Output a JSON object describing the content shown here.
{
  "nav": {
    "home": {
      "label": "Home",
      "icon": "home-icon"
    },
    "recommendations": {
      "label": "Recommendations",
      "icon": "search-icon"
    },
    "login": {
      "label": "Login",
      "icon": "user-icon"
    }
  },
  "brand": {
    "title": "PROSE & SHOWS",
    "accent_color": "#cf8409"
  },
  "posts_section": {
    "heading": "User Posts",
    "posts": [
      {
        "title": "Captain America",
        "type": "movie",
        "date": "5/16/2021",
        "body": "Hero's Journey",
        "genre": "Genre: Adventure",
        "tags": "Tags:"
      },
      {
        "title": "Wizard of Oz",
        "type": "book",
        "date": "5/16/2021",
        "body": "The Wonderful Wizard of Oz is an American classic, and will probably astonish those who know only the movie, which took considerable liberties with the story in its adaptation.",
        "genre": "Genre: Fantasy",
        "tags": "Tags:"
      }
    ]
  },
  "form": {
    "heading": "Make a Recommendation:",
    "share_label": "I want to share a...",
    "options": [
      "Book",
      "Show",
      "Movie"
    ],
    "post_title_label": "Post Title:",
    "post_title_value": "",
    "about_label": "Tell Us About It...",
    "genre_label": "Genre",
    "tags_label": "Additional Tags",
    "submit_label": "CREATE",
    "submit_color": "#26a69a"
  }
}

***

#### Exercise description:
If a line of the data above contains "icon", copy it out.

#### The answer:
      "icon": "home-icon"
      "icon": "search-icon"
      "icon": "user-icon"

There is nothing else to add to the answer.